Sugarloaf Creek is a small creek, with a width of 3.6 metres (12 ft). It has a moderate gradient of 24.2 meters per kilometer.
Some areas near Sugarloaf Creek are prone to flooding. There are three impoundments on the creek.
The watershed of Sugarloaf Creek has an area of 3.34 square miles (8.7 km2). The majority of the watershed is in Hazle Township, Luzerne County and Black Creek Township, Luzerne County. However, a substantial portion of it is in North Union Township, Schuylkill County and East Union Township, Schuylkill County.
Sugarloaf Creek is in the United States Geological Survey quadrangles of Nuremberg and Conyngham.
There are two major lakes on Sugarloaf Creek. They are known as Lake Susquehanna and Lake Choctaw. The Oneida Number 1 Tunnel discharges into Sugarloaf Creek as it flows between Lake Susquehanna and Lake Choctaw.

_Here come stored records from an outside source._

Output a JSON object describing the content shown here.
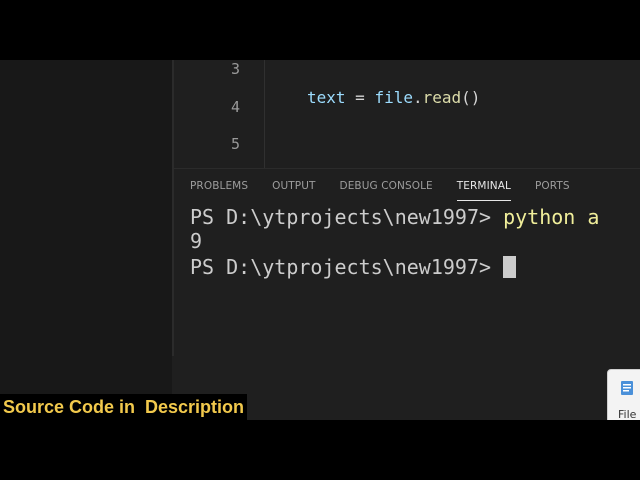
{
  "editor": {
    "lines": [
      {
        "number": "3",
        "code": ""
      },
      {
        "number": "4",
        "code": "text = file.read()"
      },
      {
        "number": "5",
        "code": ""
      }
    ],
    "code_tokens": {
      "var": "text",
      "eq": " = ",
      "obj": "file",
      "dot": ".",
      "fn": "read",
      "parens": "()"
    }
  },
  "panel": {
    "tabs": [
      {
        "label": "PROBLEMS",
        "active": false
      },
      {
        "label": "OUTPUT",
        "active": false
      },
      {
        "label": "DEBUG CONSOLE",
        "active": false
      },
      {
        "label": "TERMINAL",
        "active": true
      },
      {
        "label": "PORTS",
        "active": false
      }
    ]
  },
  "terminal": {
    "prompt1": "PS D:\\ytprojects\\new1997> ",
    "command1": "python a",
    "output1": "9",
    "prompt2": "PS D:\\ytprojects\\new1997> "
  },
  "caption": {
    "text": "Source Code in  Description",
    "color": "#f2c94c"
  },
  "file_popup": {
    "label": "File",
    "icon": "file-icon"
  },
  "colors": {
    "editor_bg": "#1f1f1f",
    "sidebar_bg": "#181818",
    "accent_active_tab": "#e7e7e7"
  }
}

84 percent of the length of Sugarloaf Creek is within 100 metres (330 ft) of a road. The entirety of the creek is within 300 metres (980 ft) of a road. In 1990, the population density of the creek's watershed was 164 people per square kilometer.
A resort known as Eagle Rock is situated on Sugarloaf Creek. Substantial development occurred in this area in the 1990s. The headwates of the creek are in a residential area. The mouth of the creek is near Millers Corner. The Catawissa Creek Restoration Association applied limestone sand to Sugarloaf Creek in 1997. The creek was later neutralized. A 1999 newspaper article estimated the restoration of Sugarloaf Creek to cost $205,000.
Sugarloaf Creek is considered by the Pennsylvania Department of Environmental Protection to be a Coldwater Fishery. However, no fish life has been observed in it. A 1997 report stated that the creek was a poor site for angling.